After a while, I got to know Dutch better and asked him why he always shut the drawer when someone came into his office. He smiled and said it was his own personal writing. Dutch spent a lot of time in the agency library those days. Turned out, he was writing short stories about the West on his pad in the desk drawer. That explained his trips to the library, doing research.
One of the early stories Dutch wrote became a movie: "Hud", starring Paul Newman. My friend Elmore "Dutch" Leonard was out of advertising and on his way.
These days Dutch is often acclaimed the greatest crime writer of our time. You've read his books or seen the movies, including "Get Shorty". His new book is called "Raylan". The television show based on Dutch's characters is "Justified", a big hit.
Just as interesting to me is "Leonard's 10 Rules of Writing", which appeared in the New York Times. One is, "If it sounds like writing, I re-write it. Or, if proper usage gets in the way, it may have to go. I can't allow what we learned in English composition to disrupt the sound and rhythm of the negative."
Another rule is never open a book about the weather. Still another is never say "all hell broke loose."
His book about the rules of writing will be out soon.
The last time I caught up with Dutch was at a book signing in San Francisco a few years ago.
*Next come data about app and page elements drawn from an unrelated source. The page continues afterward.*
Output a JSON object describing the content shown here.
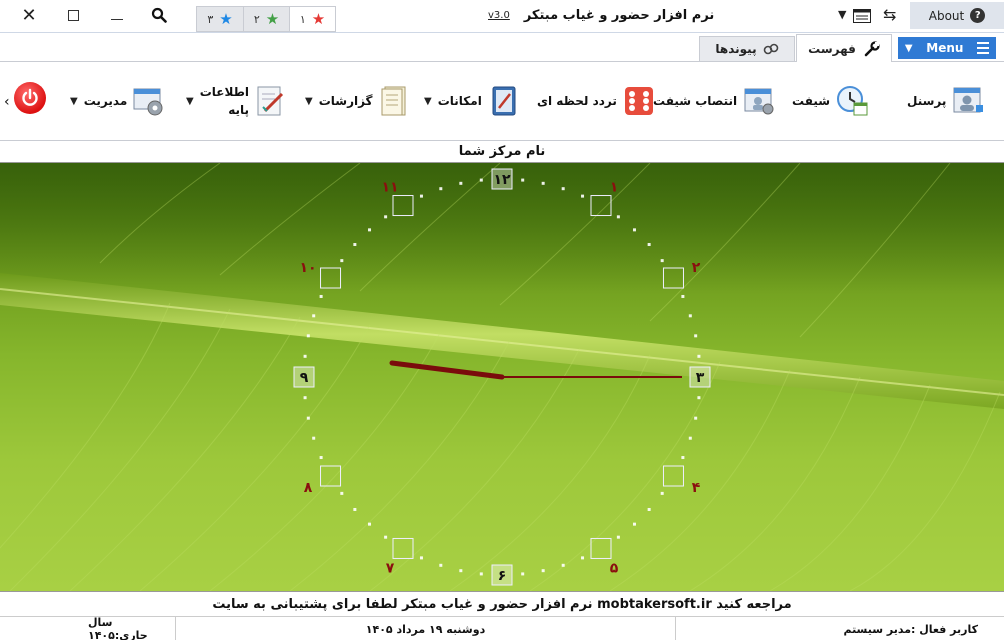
{
  "window": {
    "title": "نرم افزار حضور و غیاب مبتکر",
    "version": "v3.0",
    "about_label": "About"
  },
  "favorites": [
    {
      "label": "۱",
      "color": "#e53935"
    },
    {
      "label": "۲",
      "color": "#43a047"
    },
    {
      "label": "۳",
      "color": "#1e88e5"
    }
  ],
  "tabs": {
    "menu_button": "Menu",
    "index": "فهرست",
    "links": "پیوندها"
  },
  "ribbon": {
    "personnel": "پرسنل",
    "shift": "شیفت",
    "shift_assign": "انتصاب شیفت",
    "instant_traffic": "تردد لحظه ای",
    "facilities": "امکانات",
    "reports": "گزارشات",
    "base_info_line1": "اطلاعات",
    "base_info_line2": "پایه",
    "management": "مدیریت"
  },
  "center_name": "نام مرکز شما",
  "clock": {
    "numerals": [
      "۱۲",
      "۱",
      "۲",
      "۳",
      "۴",
      "۵",
      "۶",
      "۷",
      "۸",
      "۹",
      "۱۰",
      "۱۱"
    ],
    "hands_color": "#7a0c0c"
  },
  "support_text": "نرم افزار حضور و غیاب مبتکر لطفا برای پشتیبانی به سایت mobtakersoft.ir مراجعه کنید",
  "status": {
    "active_user": "کاربر فعال :مدیر سیستم",
    "date": "دوشنبه ۱۹ مرداد ۱۴۰۵",
    "current_year": "سال جاری:۱۴۰۵"
  }
}
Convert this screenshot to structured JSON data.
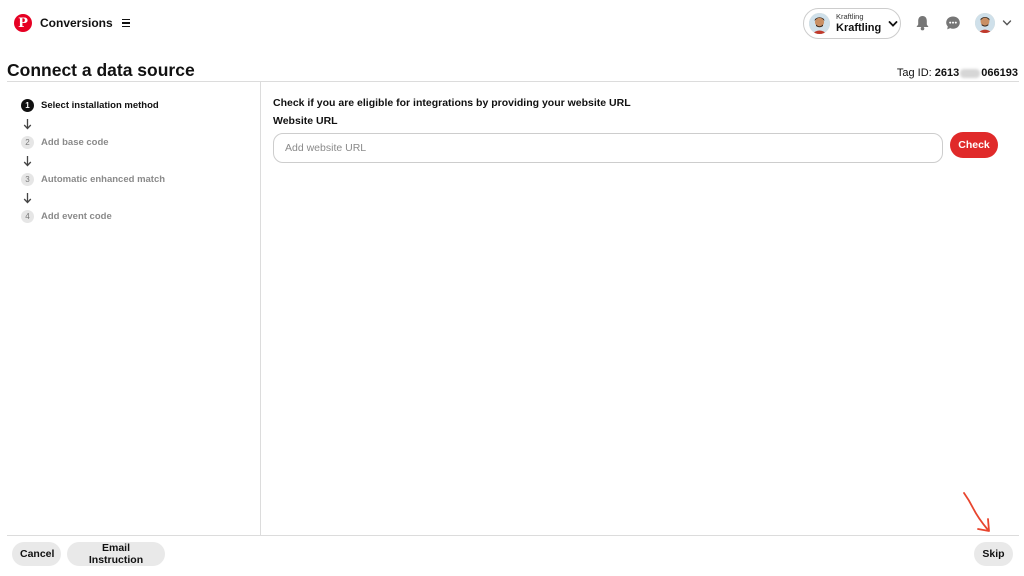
{
  "app": {
    "title": "Conversions"
  },
  "account": {
    "small_name": "Kraftling",
    "big_name": "Kraftling"
  },
  "page": {
    "title": "Connect a data source",
    "tag_label": "Tag ID:",
    "tag_prefix": "2613",
    "tag_suffix": "066193"
  },
  "steps": [
    {
      "num": "1",
      "label": "Select installation method",
      "active": true
    },
    {
      "num": "2",
      "label": "Add base code",
      "active": false
    },
    {
      "num": "3",
      "label": "Automatic enhanced match",
      "active": false
    },
    {
      "num": "4",
      "label": "Add event code",
      "active": false
    }
  ],
  "main": {
    "heading": "Check if you are eligible for integrations by providing your website URL",
    "url_label": "Website URL",
    "url_placeholder": "Add website URL",
    "url_value": "",
    "check_label": "Check"
  },
  "footer": {
    "cancel_label": "Cancel",
    "email_label": "Email Instruction",
    "skip_label": "Skip"
  },
  "colors": {
    "brand": "#e60023",
    "check_button": "#e02a2a",
    "annotation_arrow": "#e8452e"
  },
  "icons": [
    "pinterest-logo-icon",
    "menu-icon",
    "chevron-down-icon",
    "bell-icon",
    "chat-icon",
    "down-arrow-icon"
  ]
}
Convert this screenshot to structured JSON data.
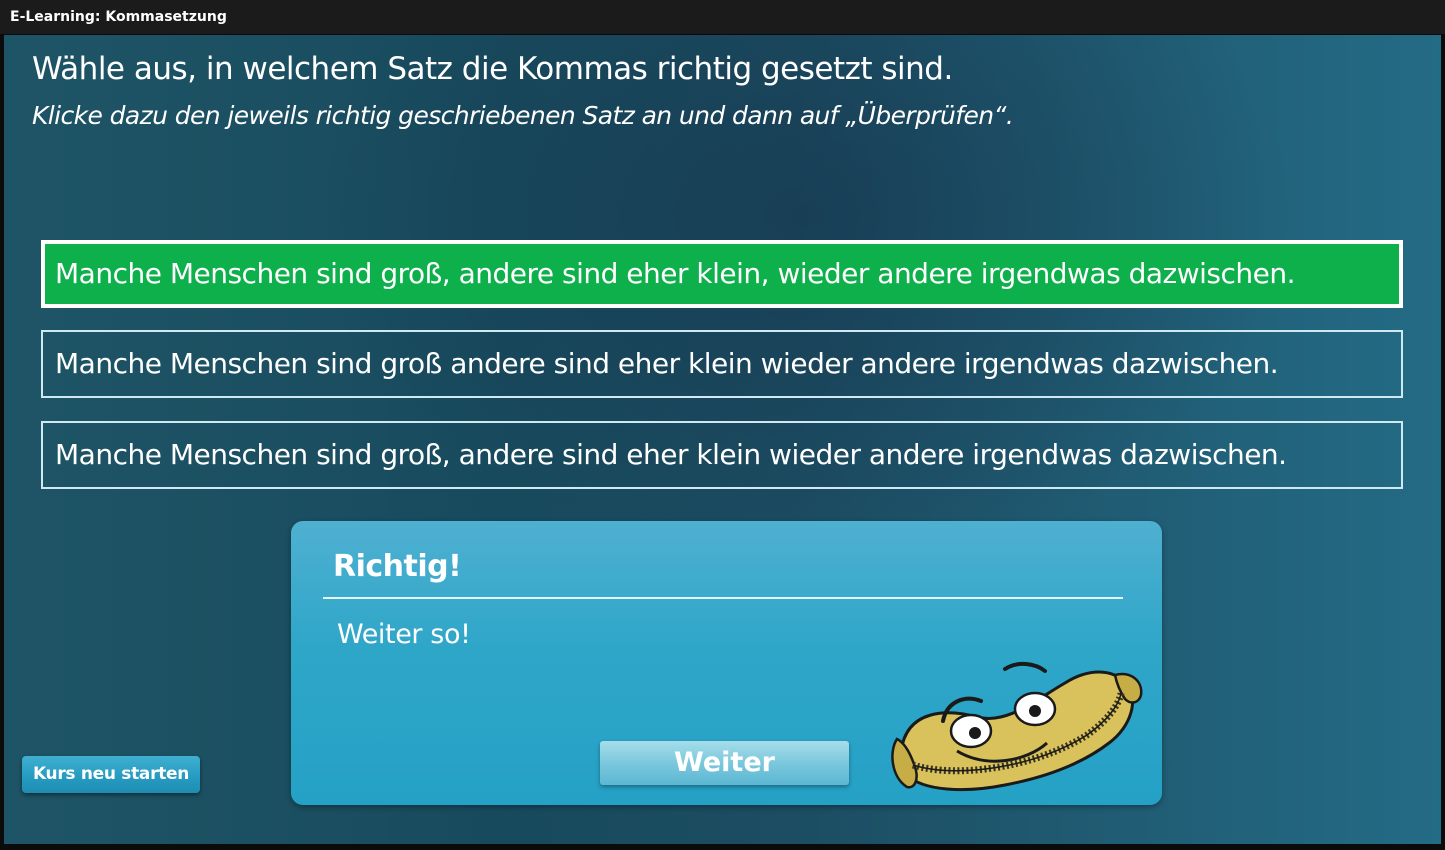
{
  "window": {
    "title": "E-Learning: Kommasetzung"
  },
  "task": {
    "instruction": "Wähle aus, in welchem Satz die Kommas richtig gesetzt sind.",
    "hint": "Klicke dazu den jeweils richtig geschriebenen Satz an und dann auf „Überprüfen“."
  },
  "options": [
    {
      "text": "Manche Menschen sind groß, andere sind eher klein, wieder andere irgendwas dazwischen.",
      "state": "selected-correct"
    },
    {
      "text": "Manche Menschen sind groß andere sind eher klein wieder andere irgendwas dazwischen.",
      "state": "default"
    },
    {
      "text": "Manche Menschen sind groß, andere sind eher klein wieder andere irgendwas dazwischen.",
      "state": "default"
    }
  ],
  "feedback": {
    "title": "Richtig!",
    "message": "Weiter so!",
    "continue_label": "Weiter",
    "mascot_icon": "zipper-mascot-icon"
  },
  "footer": {
    "restart_label": "Kurs neu starten"
  },
  "colors": {
    "correct": "#0db04b",
    "panel": "#2ea6c8",
    "background": "#1c4d62"
  }
}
I told him I didn't have a lot of English teachers watching my commercials either.
In writing anything, you always have to know the rules in order to break them. When Dutch pulled open that right-hand drawer, he certainly knew how to break them.